But she's not going anywhere, not until the contract with the buyer is signed on the dotted line. Then she will relocate to the Midwest, far away from the Toms River and the Jersey Shore, to be near her children.
I tell her that the electrical wires in the house were damaged by salt walter and are a fire hazard, even though the power and heat are on.
"Well," she says without hesitation. "If that happens, I'll dial 911 and jump out the window."
The "For Sale" sign in front of her home was the first to go up in our neighborhood when Sandy changed it forever. And it won't be the last.
A few houses down, another neighbor and her husband won't be back either. They had the best view of the river and the mouth of the Barnegat Bay. They were the lowest house on the street.
Their ranch home had three feet of water in it, besides the tree that fell on top of it. In insurance lexicon, it's a "total demo." The house has to be demolished and they still have a mortgage. Even if they qualified for the maximum that flood insurance and FEMA would pay, it still wouldn't be enough to build another house.

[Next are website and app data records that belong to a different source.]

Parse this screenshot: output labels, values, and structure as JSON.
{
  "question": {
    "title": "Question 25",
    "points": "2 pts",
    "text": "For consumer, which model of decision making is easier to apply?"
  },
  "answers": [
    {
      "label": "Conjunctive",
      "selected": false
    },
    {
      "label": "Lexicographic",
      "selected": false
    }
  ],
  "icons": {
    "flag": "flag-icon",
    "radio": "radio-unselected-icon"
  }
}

"The lot is for sale, if you know anybody with deep pockets," she told me.
Some in the neighborhood have already made their repairs, without realizing that if their homes are more than 50 percent damaged, they will have to comply with FEMA's new advisory base flood elevations.
We already know.

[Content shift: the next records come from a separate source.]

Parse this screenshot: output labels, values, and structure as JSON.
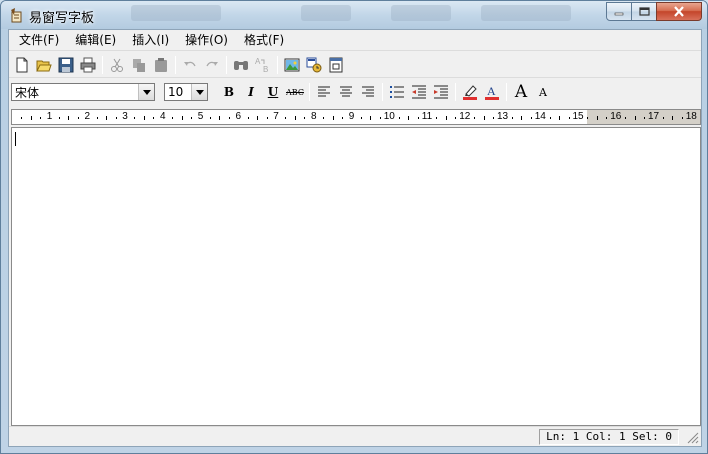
{
  "window": {
    "title": "易窗写字板",
    "controls": {
      "minimize_icon": "minimize-icon",
      "maximize_icon": "maximize-icon",
      "close_icon": "close-icon"
    }
  },
  "menu": [
    {
      "id": "file",
      "label": "文件(F)"
    },
    {
      "id": "edit",
      "label": "编辑(E)"
    },
    {
      "id": "insert",
      "label": "插入(I)"
    },
    {
      "id": "operate",
      "label": "操作(O)"
    },
    {
      "id": "format",
      "label": "格式(F)"
    }
  ],
  "toolbar_standard": [
    "new-document-icon",
    "open-folder-icon",
    "save-icon",
    "print-icon",
    "cut-icon",
    "copy-icon",
    "paste-icon",
    "undo-icon",
    "redo-icon",
    "find-icon",
    "replace-icon",
    "insert-picture-icon",
    "insert-object-icon",
    "insert-datetime-icon"
  ],
  "format_bar": {
    "font_name": "宋体",
    "font_size": "10",
    "bold": "B",
    "italic": "I",
    "underline": "U",
    "strikethrough": "ABC",
    "grow_font": "A",
    "shrink_font": "A"
  },
  "ruler": {
    "numbers": [
      "1",
      "2",
      "3",
      "4",
      "5",
      "6",
      "7",
      "8",
      "9",
      "10",
      "11",
      "12",
      "13",
      "14",
      "15",
      "16",
      "17",
      "18"
    ]
  },
  "editor": {
    "content": ""
  },
  "status": {
    "position": "Ln: 1 Col: 1 Sel: 0"
  },
  "colors": {
    "highlight_bar": "#e03030",
    "font_color_bar": "#e03030",
    "title_gradient": "#c2d6e8"
  }
}
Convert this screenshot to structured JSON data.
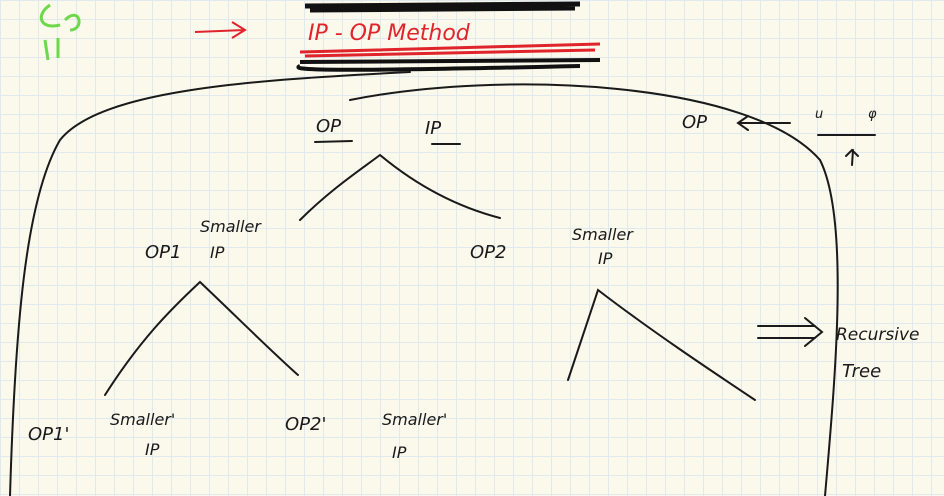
{
  "colors": {
    "ink": "#1a1a1a",
    "red": "#e0242c",
    "green": "#6cd84a",
    "grid": "#dfe9ee",
    "paper": "#fbf8ec"
  },
  "title": "IP - OP Method",
  "root": {
    "op": "OP",
    "ip": "IP"
  },
  "side_note": {
    "op": "OP",
    "u": "u",
    "phi": "φ"
  },
  "level1": {
    "op1": "OP1",
    "smaller_ip_1": [
      "Smaller",
      "IP"
    ],
    "op2": "OP2",
    "smaller_ip_2": [
      "Smaller",
      "IP"
    ]
  },
  "level2": {
    "op1p": "OP1'",
    "smaller_ip_1p": [
      "Smaller'",
      "IP"
    ],
    "op2p": "OP2'",
    "smaller_ip_2p": [
      "Smaller'",
      "IP"
    ]
  },
  "result": [
    "Recursive",
    "Tree"
  ]
}
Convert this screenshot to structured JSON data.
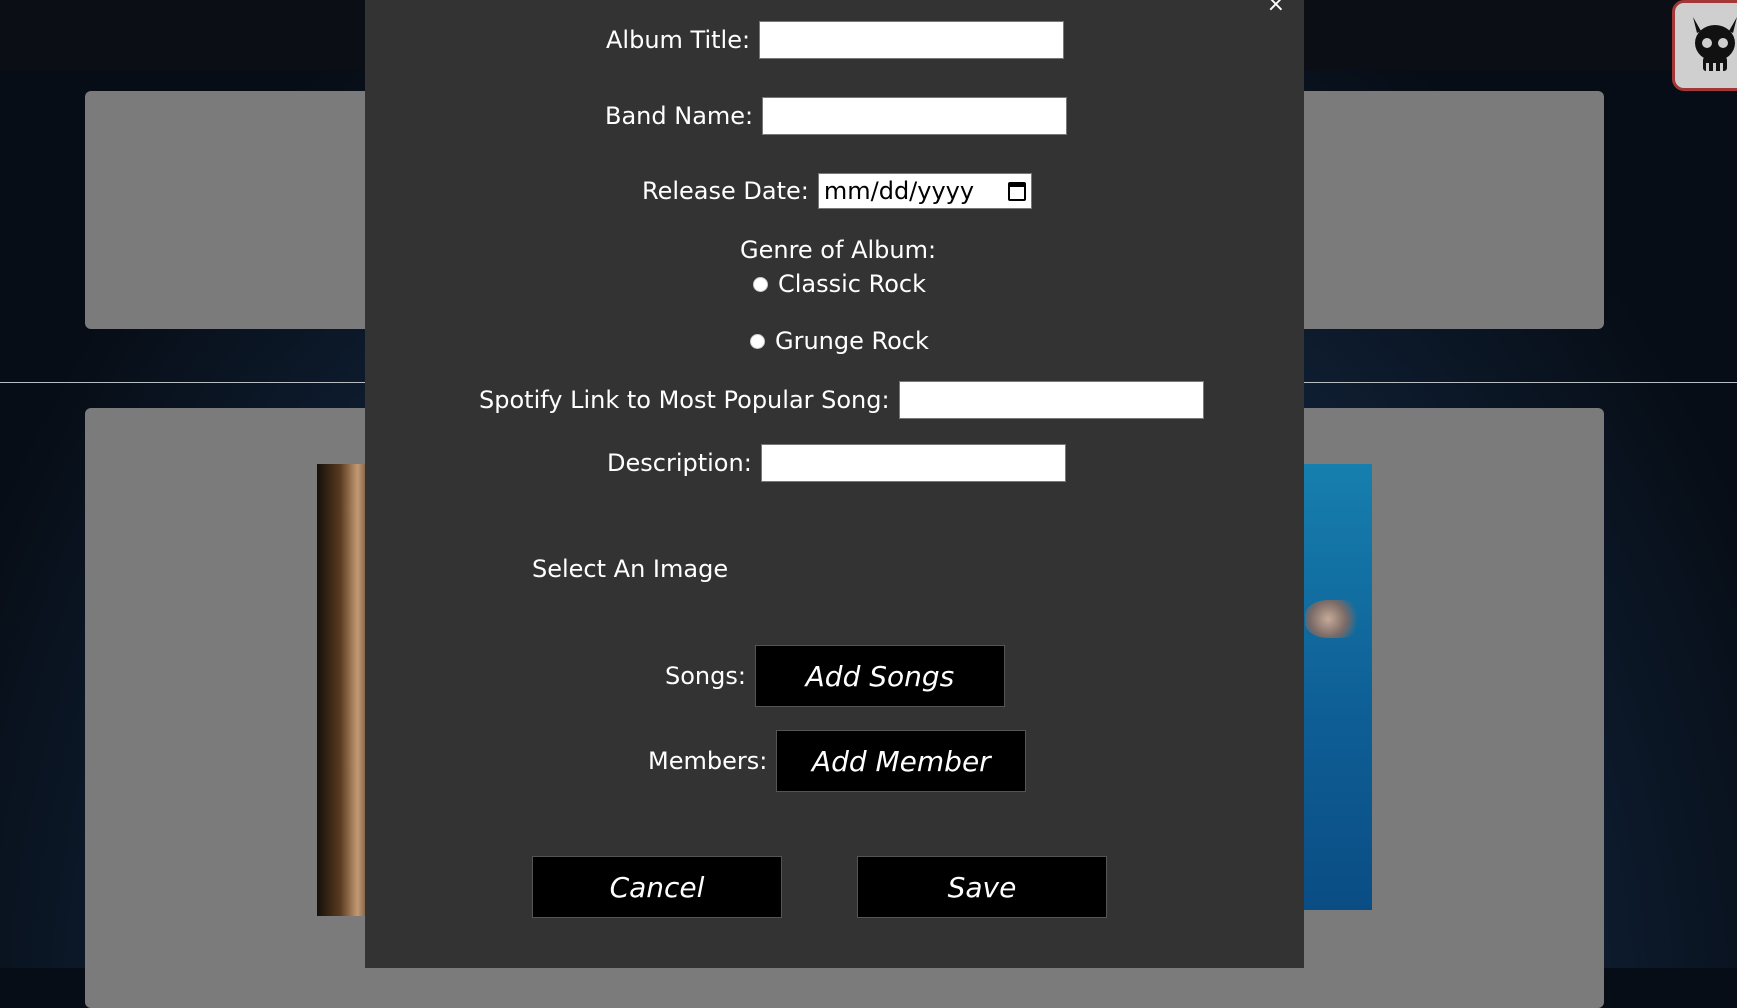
{
  "form": {
    "album_title_label": "Album Title:",
    "band_name_label": "Band Name:",
    "release_date_label": "Release Date:",
    "release_date_placeholder": "mm/dd/yyyy",
    "genre_label": "Genre of Album:",
    "genre_options": [
      "Classic Rock",
      "Grunge Rock"
    ],
    "spotify_label": "Spotify Link to Most Popular Song:",
    "description_label": "Description:",
    "select_image_label": "Select An Image",
    "songs_label": "Songs:",
    "add_songs_button": "Add Songs",
    "members_label": "Members:",
    "add_member_button": "Add Member",
    "cancel_button": "Cancel",
    "save_button": "Save",
    "close_glyph": "×"
  },
  "icons": {
    "close": "close-icon",
    "calendar": "calendar-icon",
    "logo": "skull-logo-icon"
  },
  "colors": {
    "modal_bg": "#333333",
    "button_bg": "#000000",
    "card_bg": "#7b7b7b",
    "logo_border": "#a33636"
  }
}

The engineer we hired to help raise the house has already told us our home will have to be jacked up three feet. He has to draw up the plans, then submit them to the township for a permit. A survey has to be done. We don't know how long it will be until the house raising company can get to us. I don't even want to ask about a timeline.

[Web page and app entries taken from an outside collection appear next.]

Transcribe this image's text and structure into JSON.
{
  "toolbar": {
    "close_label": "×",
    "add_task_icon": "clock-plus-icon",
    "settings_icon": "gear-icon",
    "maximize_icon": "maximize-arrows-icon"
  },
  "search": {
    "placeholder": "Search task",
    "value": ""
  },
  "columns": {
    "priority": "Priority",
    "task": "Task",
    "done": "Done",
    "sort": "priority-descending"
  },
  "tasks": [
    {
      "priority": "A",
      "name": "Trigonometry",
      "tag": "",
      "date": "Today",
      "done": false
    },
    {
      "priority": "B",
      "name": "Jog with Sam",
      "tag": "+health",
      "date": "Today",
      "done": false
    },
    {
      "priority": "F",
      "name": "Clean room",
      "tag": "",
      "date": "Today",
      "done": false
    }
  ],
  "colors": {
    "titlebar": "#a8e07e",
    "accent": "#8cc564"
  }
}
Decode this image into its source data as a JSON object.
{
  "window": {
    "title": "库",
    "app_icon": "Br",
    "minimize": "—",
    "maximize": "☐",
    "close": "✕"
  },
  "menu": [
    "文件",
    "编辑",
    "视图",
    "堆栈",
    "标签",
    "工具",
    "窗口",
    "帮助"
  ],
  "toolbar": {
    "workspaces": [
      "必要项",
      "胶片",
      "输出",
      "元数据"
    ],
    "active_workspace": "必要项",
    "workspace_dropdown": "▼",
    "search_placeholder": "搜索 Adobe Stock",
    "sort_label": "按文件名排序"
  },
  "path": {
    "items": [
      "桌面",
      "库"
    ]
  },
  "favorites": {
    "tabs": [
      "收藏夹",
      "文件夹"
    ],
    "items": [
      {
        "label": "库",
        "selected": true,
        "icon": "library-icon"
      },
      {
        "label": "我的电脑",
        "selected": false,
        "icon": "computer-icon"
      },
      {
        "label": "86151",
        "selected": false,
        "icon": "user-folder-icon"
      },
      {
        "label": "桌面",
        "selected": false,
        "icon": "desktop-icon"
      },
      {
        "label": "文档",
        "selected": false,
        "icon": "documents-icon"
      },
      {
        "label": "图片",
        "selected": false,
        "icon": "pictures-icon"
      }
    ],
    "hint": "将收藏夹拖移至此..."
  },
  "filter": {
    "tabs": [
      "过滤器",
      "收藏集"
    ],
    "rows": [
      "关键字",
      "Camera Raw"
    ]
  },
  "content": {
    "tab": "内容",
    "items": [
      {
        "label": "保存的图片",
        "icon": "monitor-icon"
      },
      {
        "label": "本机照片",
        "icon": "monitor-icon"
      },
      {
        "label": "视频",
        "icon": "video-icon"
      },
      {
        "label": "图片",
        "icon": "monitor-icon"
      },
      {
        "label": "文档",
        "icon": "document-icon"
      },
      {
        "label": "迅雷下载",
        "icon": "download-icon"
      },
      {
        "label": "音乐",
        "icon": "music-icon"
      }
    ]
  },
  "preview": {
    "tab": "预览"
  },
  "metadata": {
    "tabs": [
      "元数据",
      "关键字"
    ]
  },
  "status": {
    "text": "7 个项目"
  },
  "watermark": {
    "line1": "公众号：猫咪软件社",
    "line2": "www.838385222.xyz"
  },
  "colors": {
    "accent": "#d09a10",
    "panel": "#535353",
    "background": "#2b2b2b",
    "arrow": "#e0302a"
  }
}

We still can't go home. The boiler and hot water heater were damaged by flood waters in the garage, even though they had been elevated on concrete blocks years ago. The outside gas meter has to replaced.
Most of the rewiring in the house has been done, but the electrical service has to be upgraded and a new breaker box put in. So there is no heat and very few lights.
The good news is we no longer have to tiptoe along the floor joists inside, like drunken ballerinas. The subfloors went in last week. The inside looks more like a house again, despite the Sheetrock sliced four feet up from the floor. Someday, hopefully sooner than later, we will have a kitchen and bathroom again.
But we are much better off than many. I took a sad ride through Good Luck Point the other day. A portion of Good Luck Drive was still flooded, from a rainstorm the day before.
Good Luck Point is almost a ghost town. Homes tilted and battered. Foundations with no houses on them. Piles of debris piled on the curb. No one waves as you go by, because few live there anymore.
But the owners of one uninhabitable ranch house in the street - its south side open to the bay and the elements - have not forgotten the season.
A wreath adorns the door, near the red "unsafe for human habitation" sign and a tiny Christmas tree sits on the front steps, slightly askew from the wind.